- What this task involves: The expected result is every entry, retyped character for character.

START Data provided

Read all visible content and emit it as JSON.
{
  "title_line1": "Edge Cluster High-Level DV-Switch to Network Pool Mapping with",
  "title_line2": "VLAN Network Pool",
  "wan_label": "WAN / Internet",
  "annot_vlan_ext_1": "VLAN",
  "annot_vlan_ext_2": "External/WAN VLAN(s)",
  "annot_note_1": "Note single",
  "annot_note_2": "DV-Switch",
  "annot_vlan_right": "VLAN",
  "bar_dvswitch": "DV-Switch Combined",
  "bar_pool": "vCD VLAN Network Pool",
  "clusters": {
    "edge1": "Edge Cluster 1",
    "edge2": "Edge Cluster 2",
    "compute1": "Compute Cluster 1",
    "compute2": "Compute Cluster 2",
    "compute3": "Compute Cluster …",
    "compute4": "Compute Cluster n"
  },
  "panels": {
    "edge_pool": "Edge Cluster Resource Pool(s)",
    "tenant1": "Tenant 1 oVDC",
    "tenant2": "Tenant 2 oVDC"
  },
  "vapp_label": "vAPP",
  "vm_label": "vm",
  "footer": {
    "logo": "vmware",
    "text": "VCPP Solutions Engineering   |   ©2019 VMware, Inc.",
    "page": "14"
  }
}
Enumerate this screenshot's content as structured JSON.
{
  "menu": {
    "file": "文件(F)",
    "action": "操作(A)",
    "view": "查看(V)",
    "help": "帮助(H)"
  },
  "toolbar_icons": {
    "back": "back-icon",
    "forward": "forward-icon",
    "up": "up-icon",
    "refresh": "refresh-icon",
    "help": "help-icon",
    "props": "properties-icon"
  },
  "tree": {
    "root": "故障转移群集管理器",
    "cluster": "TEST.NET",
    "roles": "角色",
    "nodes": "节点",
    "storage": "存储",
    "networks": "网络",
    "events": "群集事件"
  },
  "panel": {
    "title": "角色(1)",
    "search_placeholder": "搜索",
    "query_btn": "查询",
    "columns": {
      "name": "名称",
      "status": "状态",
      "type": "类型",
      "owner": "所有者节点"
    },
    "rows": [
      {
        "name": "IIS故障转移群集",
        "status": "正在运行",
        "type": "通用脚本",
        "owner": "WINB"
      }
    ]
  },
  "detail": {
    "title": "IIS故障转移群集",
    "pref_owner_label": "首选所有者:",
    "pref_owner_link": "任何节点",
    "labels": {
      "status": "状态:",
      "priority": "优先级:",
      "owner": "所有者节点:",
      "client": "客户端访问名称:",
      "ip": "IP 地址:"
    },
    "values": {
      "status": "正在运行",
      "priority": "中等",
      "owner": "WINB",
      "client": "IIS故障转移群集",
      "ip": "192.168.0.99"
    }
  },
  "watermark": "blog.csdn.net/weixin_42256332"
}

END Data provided

- Expected answer:
Read all visible content and emit it as JSON.
{
  "title_line1": "Edge Cluster High-Level DV-Switch to Network Pool Mapping with",
  "title_line2": "VLAN Network Pool",
  "wan_label": "WAN / Internet",
  "annot_vlan_ext_1": "VLAN",
  "annot_vlan_ext_2": "External/WAN VLAN(s)",
  "annot_note_1": "Note single",
  "annot_note_2": "DV-Switch",
  "annot_vlan_right": "VLAN",
  "bar_dvswitch": "DV-Switch Combined",
  "bar_pool": "vCD VLAN Network Pool",
  "clusters": {
    "edge1": "Edge Cluster 1",
    "edge2": "Edge Cluster 2",
    "compute1": "Compute Cluster 1",
    "compute2": "Compute Cluster 2",
    "compute3": "Compute Cluster …",
    "compute4": "Compute Cluster n"
  },
  "panels": {
    "edge_pool": "Edge Cluster Resource Pool(s)",
    "tenant1": "Tenant 1 oVDC",
    "tenant2": "Tenant 2 oVDC"
  },
  "vapp_label": "vAPP",
  "vm_label": "vm",
  "footer": {
    "logo": "vmware",
    "text": "VCPP Solutions Engineering   |   ©2019 VMware, Inc.",
    "page": "14"
  }
}
Enumerate this screenshot's content as structured JSON.
{
  "menu": {
    "file": "文件(F)",
    "action": "操作(A)",
    "view": "查看(V)",
    "help": "帮助(H)"
  },
  "toolbar_icons": {
    "back": "back-icon",
    "forward": "forward-icon",
    "up": "up-icon",
    "refresh": "refresh-icon",
    "help": "help-icon",
    "props": "properties-icon"
  },
  "tree": {
    "root": "故障转移群集管理器",
    "cluster": "TEST.NET",
    "roles": "角色",
    "nodes": "节点",
    "storage": "存储",
    "networks": "网络",
    "events": "群集事件"
  },
  "panel": {
    "title": "角色(1)",
    "search_placeholder": "搜索",
    "query_btn": "查询",
    "columns": {
      "name": "名称",
      "status": "状态",
      "type": "类型",
      "owner": "所有者节点"
    },
    "rows": [
      {
        "name": "IIS故障转移群集",
        "status": "正在运行",
        "type": "通用脚本",
        "owner": "WINB"
      }
    ]
  },
  "detail": {
    "title": "IIS故障转移群集",
    "pref_owner_label": "首选所有者:",
    "pref_owner_link": "任何节点",
    "labels": {
      "status": "状态:",
      "priority": "优先级:",
      "owner": "所有者节点:",
      "client": "客户端访问名称:",
      "ip": "IP 地址:"
    },
    "values": {
      "status": "正在运行",
      "priority": "中等",
      "owner": "WINB",
      "client": "IIS故障转移群集",
      "ip": "192.168.0.99"
    }
  },
  "watermark": "blog.csdn.net/weixin_42256332"
}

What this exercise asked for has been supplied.